COMFORT: Like the exterior, the Aztek's interior styling is pure Pontiac. The ribbed instrument panel motif seen in some of Pontiac's sedans is taken to the limit in the Aztek. With multiple colors, materials, and textures, the Aztek's interior projects activity, not serenity. It has a futuristic, high-tech look. Non-automotive items such as climbing, diving, and other outdoor activity gear, were the source of inspiration for styling. The rubberized interior door and grab handles have the texture and feel of a diving knife's non-slip grip, and are easy to use. A diving watch inspired the styling of the instrument cluster, and the bezel surrounding it. And the interior layout, with surprise storage spaces and functional design, is reminiscent of an avalanche survival vest's pockets and air spaces. The front seats are buckets, with a standard split rear bench that flips, folds, and can be removed. The camouflage-pattern upholstery and door trim may push the envelope of conventional taste, but it fits with the rest of the interior and the seats are quite comfortable. The center console in the GT trim level looks like a picnic cooler only because it is a removable cooler, a simple and functional feature. The two-piece glass liftgate is a bit heavy, but the tailgate has built-in seating areas and cupholders for convenience during tailgate parties or when camping. And optional cargo-area audio controls and speakers enhance the party atmosphere. A reconfigurable cargo net system or a roll-out cargo partition help with groceries and small items. And the rear area can hold plenty. Despite its unconventional design, the Aztek is a very useful and comfortable vehicle.

SAFETY: The Aztek's unibody structure has a central safety cage and front and rear crumple zones. Dual front and front side airbags are standard, as are antilock brakes. All-speed traction control is standard on the GT.

ROADABILITY: The Aztek is in no way an SUV. There is no truck in its lineage, it's a unibody vehicle with a lower center of gravity than a sport-utility. The independent strut front / twist-beam rear suspension is similar in design to that of Pontiac's Montana minivan, but it uses slightly different parts and is tuned differently. Thanks to that, and its relatively wide track, the Aztek has the ride and handling of a mid-sized sedan. It is smaller than most minivans, which makes parking easy. The Aztek wasn't designed to be an all-terrain vehicle, but its 6.7 inches of ground clearance should be enough to deal with improved dirt roads. All early production Azteks are front-wheel drive, although an all- wheel drive system will be available soon.

PERFORMANCE: The Aztek's 3.4-liter V6 is inherited from the heavier Montana.

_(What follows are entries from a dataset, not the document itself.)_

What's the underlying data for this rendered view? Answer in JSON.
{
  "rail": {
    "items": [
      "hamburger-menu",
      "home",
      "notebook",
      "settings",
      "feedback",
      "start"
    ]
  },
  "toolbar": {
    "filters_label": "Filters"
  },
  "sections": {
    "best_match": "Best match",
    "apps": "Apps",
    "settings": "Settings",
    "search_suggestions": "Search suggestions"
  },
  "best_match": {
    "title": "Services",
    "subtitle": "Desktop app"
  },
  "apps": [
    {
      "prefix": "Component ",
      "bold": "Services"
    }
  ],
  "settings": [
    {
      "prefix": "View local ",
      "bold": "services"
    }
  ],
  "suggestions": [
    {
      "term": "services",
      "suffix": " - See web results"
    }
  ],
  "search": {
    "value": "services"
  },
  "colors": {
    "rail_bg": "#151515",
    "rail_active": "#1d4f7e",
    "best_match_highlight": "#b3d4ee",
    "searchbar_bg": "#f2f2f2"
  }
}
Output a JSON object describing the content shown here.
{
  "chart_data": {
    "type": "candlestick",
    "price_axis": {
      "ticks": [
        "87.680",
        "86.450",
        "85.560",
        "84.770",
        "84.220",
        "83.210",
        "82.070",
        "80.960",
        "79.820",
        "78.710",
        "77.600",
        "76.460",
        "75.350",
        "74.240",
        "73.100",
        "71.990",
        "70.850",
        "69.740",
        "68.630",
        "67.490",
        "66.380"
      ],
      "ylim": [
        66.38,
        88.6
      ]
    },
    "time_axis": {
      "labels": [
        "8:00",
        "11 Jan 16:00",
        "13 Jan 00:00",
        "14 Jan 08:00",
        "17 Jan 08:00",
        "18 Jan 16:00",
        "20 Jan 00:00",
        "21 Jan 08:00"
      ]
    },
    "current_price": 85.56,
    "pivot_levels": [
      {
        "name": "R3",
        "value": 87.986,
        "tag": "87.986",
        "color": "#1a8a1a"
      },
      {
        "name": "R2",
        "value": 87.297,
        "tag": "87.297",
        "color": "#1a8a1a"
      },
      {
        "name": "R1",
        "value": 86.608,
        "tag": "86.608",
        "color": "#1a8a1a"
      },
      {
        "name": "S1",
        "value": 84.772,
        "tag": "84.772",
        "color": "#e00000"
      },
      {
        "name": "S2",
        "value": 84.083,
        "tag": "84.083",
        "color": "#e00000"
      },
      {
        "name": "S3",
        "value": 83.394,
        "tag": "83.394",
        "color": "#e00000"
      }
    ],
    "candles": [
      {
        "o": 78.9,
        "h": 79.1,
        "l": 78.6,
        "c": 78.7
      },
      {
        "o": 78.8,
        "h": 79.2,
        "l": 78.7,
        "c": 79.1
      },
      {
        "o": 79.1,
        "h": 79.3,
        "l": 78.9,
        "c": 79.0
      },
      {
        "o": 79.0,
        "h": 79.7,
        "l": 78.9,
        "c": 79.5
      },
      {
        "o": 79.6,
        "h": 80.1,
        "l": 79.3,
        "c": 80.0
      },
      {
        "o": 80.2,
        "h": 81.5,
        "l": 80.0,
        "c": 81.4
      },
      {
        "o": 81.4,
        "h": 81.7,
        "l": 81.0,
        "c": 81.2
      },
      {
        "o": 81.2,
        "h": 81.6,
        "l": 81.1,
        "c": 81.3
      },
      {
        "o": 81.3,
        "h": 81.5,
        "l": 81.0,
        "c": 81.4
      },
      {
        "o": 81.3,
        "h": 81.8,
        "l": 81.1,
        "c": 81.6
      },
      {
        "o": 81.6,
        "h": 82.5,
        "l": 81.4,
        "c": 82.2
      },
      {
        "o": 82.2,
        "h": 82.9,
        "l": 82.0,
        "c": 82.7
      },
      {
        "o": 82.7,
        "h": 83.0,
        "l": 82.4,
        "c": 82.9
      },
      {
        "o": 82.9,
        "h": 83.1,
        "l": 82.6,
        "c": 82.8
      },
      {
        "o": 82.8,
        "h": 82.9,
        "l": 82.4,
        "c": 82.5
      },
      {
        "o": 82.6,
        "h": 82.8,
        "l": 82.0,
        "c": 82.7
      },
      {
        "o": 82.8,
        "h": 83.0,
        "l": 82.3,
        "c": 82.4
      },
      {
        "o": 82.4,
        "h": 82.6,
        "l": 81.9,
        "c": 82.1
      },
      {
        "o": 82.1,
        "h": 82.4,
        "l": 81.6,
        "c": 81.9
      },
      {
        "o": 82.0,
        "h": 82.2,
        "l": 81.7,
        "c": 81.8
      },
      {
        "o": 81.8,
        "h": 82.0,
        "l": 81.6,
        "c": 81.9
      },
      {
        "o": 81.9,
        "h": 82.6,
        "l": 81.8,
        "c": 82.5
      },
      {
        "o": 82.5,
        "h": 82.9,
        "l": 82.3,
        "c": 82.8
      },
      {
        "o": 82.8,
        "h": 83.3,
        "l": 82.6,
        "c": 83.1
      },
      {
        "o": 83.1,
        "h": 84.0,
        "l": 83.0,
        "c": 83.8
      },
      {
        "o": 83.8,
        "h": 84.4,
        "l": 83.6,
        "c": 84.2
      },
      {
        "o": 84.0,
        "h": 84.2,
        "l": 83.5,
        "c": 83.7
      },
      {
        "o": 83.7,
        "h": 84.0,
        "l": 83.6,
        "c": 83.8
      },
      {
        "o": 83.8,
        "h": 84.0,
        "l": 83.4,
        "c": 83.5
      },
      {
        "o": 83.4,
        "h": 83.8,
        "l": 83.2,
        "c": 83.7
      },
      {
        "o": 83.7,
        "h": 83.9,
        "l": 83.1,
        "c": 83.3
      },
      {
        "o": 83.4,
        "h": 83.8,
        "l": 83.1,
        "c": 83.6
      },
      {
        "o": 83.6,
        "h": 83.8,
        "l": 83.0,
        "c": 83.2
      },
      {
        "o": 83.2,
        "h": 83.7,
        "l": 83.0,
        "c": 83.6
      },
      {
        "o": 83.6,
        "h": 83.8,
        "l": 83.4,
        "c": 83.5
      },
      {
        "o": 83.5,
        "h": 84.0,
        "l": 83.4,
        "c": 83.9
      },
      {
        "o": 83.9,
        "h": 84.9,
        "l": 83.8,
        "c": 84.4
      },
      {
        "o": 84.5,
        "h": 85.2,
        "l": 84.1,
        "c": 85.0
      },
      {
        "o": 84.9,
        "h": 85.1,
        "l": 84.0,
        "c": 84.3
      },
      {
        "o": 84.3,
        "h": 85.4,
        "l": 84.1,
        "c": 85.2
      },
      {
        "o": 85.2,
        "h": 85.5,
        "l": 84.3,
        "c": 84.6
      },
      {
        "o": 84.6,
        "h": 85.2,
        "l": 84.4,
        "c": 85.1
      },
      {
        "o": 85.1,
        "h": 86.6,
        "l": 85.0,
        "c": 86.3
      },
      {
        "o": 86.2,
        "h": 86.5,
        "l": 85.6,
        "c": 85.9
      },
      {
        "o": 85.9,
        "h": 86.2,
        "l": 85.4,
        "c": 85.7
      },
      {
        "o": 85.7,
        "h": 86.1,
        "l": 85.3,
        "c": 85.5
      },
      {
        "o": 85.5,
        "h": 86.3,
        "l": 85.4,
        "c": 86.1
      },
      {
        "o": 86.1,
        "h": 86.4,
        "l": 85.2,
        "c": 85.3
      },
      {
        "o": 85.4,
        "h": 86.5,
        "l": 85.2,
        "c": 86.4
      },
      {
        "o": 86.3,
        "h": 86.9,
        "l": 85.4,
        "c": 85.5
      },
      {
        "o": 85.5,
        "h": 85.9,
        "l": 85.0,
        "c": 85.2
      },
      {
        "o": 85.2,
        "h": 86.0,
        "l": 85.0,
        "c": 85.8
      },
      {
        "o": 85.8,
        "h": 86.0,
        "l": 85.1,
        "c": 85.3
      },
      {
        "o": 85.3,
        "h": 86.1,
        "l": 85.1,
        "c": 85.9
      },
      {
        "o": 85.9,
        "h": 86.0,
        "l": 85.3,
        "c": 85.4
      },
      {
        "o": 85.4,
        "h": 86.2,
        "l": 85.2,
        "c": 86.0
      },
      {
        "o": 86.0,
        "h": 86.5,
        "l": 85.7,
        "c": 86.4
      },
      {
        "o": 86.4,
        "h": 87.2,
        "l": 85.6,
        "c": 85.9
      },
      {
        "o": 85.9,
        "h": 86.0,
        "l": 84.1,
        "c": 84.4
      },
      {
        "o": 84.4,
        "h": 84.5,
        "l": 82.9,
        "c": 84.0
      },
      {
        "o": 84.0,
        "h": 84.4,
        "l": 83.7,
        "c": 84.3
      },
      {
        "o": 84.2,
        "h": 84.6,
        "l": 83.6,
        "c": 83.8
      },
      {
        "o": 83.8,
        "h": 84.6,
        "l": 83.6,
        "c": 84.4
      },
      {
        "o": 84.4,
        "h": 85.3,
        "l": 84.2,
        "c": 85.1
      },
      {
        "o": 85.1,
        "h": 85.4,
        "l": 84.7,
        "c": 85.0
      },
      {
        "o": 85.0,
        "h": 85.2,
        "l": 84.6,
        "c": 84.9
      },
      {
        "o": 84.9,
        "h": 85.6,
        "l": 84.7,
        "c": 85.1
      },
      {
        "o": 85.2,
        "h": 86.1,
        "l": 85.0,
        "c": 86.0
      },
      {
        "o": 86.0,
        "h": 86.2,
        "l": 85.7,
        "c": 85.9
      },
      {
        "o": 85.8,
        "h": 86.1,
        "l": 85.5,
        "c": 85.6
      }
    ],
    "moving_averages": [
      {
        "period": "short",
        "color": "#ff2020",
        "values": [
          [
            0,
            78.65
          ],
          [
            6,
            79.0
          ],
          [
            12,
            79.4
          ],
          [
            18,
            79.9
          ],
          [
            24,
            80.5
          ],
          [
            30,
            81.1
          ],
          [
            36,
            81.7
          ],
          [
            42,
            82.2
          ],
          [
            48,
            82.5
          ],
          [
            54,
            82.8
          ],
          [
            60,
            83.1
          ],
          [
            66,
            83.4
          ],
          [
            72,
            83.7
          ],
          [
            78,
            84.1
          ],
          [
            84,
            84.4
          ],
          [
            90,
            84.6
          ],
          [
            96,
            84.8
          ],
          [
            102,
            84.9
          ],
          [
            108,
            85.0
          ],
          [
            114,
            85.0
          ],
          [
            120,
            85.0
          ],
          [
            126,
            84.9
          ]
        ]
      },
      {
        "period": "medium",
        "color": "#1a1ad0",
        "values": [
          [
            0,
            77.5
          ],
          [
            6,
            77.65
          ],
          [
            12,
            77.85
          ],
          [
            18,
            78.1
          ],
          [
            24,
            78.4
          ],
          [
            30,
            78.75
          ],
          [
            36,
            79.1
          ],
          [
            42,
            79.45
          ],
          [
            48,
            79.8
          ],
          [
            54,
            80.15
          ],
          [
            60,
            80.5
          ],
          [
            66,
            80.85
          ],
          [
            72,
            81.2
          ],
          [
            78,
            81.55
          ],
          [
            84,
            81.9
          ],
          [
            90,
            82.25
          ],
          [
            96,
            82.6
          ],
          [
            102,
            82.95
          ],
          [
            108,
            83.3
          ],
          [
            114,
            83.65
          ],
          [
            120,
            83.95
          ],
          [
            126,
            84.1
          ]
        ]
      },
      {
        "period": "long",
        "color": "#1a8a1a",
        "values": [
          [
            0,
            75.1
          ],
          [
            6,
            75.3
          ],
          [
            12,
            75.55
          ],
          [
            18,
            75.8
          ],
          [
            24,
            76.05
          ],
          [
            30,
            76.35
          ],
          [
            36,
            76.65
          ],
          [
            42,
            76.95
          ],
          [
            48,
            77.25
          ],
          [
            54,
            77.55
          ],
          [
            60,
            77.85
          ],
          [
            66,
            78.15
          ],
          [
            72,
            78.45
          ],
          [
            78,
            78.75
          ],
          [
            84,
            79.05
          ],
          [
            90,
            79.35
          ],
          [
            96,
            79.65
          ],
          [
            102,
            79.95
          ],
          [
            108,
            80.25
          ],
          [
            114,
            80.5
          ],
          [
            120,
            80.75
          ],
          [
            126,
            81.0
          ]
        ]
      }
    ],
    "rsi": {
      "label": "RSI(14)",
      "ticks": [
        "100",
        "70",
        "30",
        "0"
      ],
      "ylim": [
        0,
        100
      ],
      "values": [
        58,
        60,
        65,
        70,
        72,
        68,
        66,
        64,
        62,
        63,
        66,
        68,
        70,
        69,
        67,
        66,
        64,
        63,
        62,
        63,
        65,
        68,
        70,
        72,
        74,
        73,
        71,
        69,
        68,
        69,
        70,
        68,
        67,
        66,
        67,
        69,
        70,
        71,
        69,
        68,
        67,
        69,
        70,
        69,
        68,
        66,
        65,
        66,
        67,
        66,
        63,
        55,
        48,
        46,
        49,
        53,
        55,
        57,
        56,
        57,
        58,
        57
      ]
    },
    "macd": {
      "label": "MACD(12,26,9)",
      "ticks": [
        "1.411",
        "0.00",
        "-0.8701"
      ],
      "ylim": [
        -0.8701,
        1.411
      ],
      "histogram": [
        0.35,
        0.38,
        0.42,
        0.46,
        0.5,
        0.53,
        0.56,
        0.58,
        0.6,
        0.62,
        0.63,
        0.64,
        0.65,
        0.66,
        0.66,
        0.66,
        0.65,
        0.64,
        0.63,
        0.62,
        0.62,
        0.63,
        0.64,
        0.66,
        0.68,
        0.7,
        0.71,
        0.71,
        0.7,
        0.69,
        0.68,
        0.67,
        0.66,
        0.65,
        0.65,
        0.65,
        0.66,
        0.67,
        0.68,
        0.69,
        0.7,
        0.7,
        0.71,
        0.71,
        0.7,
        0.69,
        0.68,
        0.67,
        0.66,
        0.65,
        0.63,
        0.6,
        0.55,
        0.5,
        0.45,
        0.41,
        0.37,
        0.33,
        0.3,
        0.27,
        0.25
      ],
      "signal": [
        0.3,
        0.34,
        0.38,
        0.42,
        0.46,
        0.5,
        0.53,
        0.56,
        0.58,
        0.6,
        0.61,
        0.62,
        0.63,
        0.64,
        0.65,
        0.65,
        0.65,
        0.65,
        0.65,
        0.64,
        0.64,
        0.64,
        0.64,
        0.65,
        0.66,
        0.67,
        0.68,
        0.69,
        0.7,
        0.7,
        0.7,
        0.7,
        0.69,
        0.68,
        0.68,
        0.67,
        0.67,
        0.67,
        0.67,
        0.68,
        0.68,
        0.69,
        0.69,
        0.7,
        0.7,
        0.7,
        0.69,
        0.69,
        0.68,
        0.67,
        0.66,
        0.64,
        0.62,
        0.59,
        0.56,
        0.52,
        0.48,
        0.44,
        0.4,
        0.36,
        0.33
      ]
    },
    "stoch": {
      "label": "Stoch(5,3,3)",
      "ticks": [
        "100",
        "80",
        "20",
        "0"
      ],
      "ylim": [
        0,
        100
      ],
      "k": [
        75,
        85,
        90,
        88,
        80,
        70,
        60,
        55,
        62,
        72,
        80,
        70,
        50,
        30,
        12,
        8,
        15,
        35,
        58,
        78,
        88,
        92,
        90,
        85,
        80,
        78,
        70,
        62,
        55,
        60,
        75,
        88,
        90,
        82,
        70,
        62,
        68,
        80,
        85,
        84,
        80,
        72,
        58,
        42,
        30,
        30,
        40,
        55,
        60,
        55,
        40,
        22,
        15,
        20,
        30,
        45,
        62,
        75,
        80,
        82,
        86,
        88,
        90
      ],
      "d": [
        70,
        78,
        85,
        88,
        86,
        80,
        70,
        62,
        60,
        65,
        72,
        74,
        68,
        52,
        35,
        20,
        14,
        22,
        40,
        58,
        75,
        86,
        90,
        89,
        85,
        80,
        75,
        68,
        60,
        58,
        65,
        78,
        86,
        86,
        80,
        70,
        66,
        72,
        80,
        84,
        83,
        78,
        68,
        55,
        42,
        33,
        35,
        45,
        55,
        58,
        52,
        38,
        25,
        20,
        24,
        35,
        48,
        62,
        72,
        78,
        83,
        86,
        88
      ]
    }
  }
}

Its 185 horsepower and 210 lb-ft of torque do an admirable job at sea level, and also at 8,000 feet in the Sierra Nevada mountains. The Aztek has the performance expected of a Pontiac, with good acceleration for a utility-type vehicle. Steep hills present no problem, although the four-speed electronically-controlled automatic transmission will downshift. It does that very smoothly, with no interruption of momentum.

CONCLUSIONS: It's new, different, and a bit bizarre. The Aztek "Sport Recreation Vehicle" could only be a Pontiac.

2001 Pontiac Aztek GT

Base Price               $ 24,445
Price As Tested          $ 25,435
Engine Type              pushrod overhead valve V6
Engine Size              3.4 liters / 207 cu. in.
Horsepower               185 @ 5200 rpm
Torque (lb-ft)           210 @ 4000 rpm
Transmission             4-speed electronically-controlled 
Wheelbase / Length       108.3 in. / 182.1 in.
Curb Weight              3788 lbs.
Pounds Per Horsepower    20.5
Fuel Capacity            18.5 gal.
Fuel Requirement         unleaded regular, 87 octane
Tires                    P215/65 R16 Firestone Wilderness HT
Brakes, front/rear       vented disc / drum, antilock standard
Suspension, front/rear   independent strut / twist beam axle
Ground clearance         6.7 inches
Drivetrain               front-engine, front-wheel drive

EPA Fuel Economy - miles per gallon
    city / highway / observed      19 / 26 / 22
0 to 60 mph             9.2  sec
1/4 mile (E.T.)         16.7 sec
Towing capacity         3500 lbs with trailer package

Dual-playback sound system    $ 425
Lighter and ashtray           $  15
Destination charge            $ 550